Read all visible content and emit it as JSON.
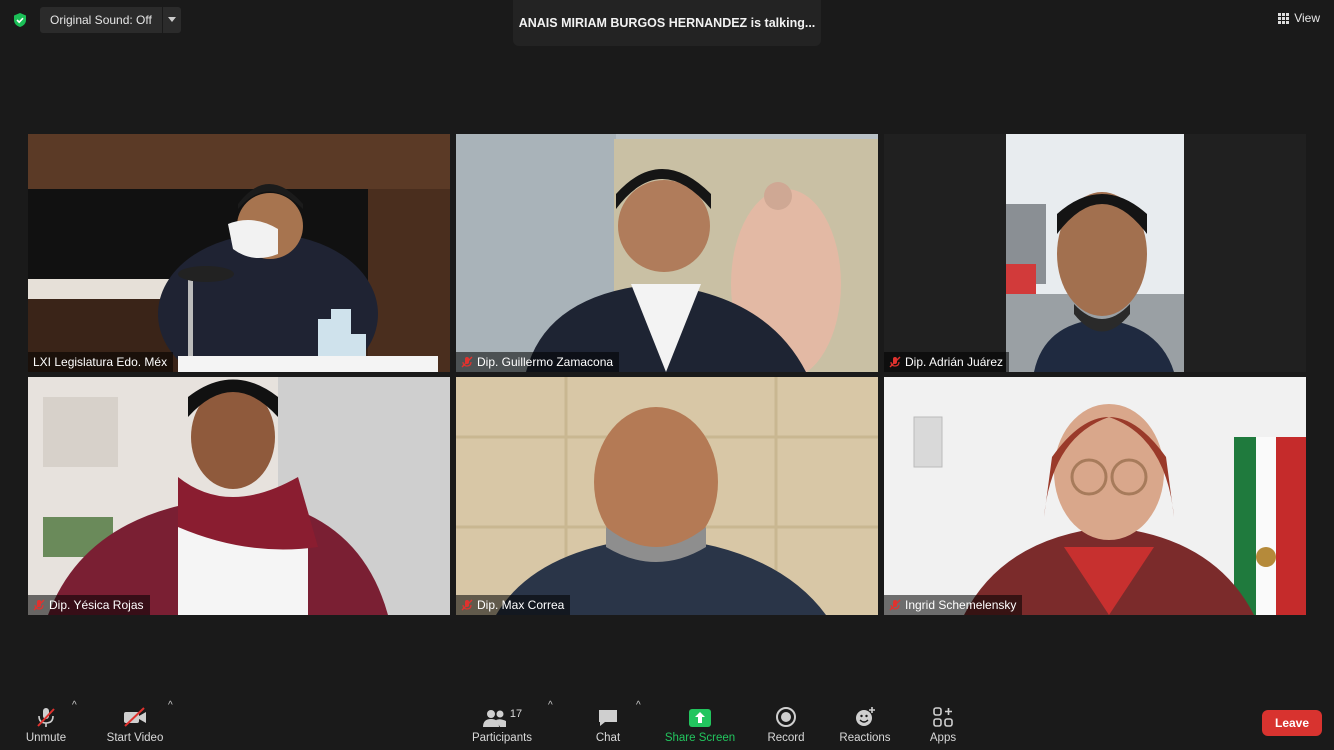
{
  "top": {
    "original_sound": "Original Sound: Off",
    "talking_banner": "ANAIS MIRIAM BURGOS HERNANDEZ is talking...",
    "view": "View"
  },
  "participants": [
    {
      "name": "LXI Legislatura Edo. Méx",
      "muted": false
    },
    {
      "name": "Dip. Guillermo Zamacona",
      "muted": true
    },
    {
      "name": "Dip. Adrián Juárez",
      "muted": true
    },
    {
      "name": "Dip. Yésica Rojas",
      "muted": true
    },
    {
      "name": "Dip. Max Correa",
      "muted": true
    },
    {
      "name": "Ingrid Schemelensky",
      "muted": true
    }
  ],
  "toolbar": {
    "unmute": "Unmute",
    "start_video": "Start Video",
    "participants_label": "Participants",
    "participants_count": "17",
    "chat": "Chat",
    "share_screen": "Share Screen",
    "record": "Record",
    "reactions": "Reactions",
    "apps": "Apps",
    "leave": "Leave"
  },
  "colors": {
    "share_screen": "#22c55e",
    "leave": "#d8332f",
    "muted_icon": "#e0322e",
    "security_shield": "#1bbf57"
  }
}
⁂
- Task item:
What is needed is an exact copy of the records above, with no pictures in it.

- Task response:
Read all visible content and emit it as JSON.
{
  "top": {
    "original_sound": "Original Sound: Off",
    "talking_banner": "ANAIS MIRIAM BURGOS HERNANDEZ is talking...",
    "view": "View"
  },
  "participants": [
    {
      "name": "LXI Legislatura Edo. Méx",
      "muted": false
    },
    {
      "name": "Dip. Guillermo Zamacona",
      "muted": true
    },
    {
      "name": "Dip. Adrián Juárez",
      "muted": true
    },
    {
      "name": "Dip. Yésica Rojas",
      "muted": true
    },
    {
      "name": "Dip. Max Correa",
      "muted": true
    },
    {
      "name": "Ingrid Schemelensky",
      "muted": true
    }
  ],
  "toolbar": {
    "unmute": "Unmute",
    "start_video": "Start Video",
    "participants_label": "Participants",
    "participants_count": "17",
    "chat": "Chat",
    "share_screen": "Share Screen",
    "record": "Record",
    "reactions": "Reactions",
    "apps": "Apps",
    "leave": "Leave"
  },
  "colors": {
    "share_screen": "#22c55e",
    "leave": "#d8332f",
    "muted_icon": "#e0322e",
    "security_shield": "#1bbf57"
  }
}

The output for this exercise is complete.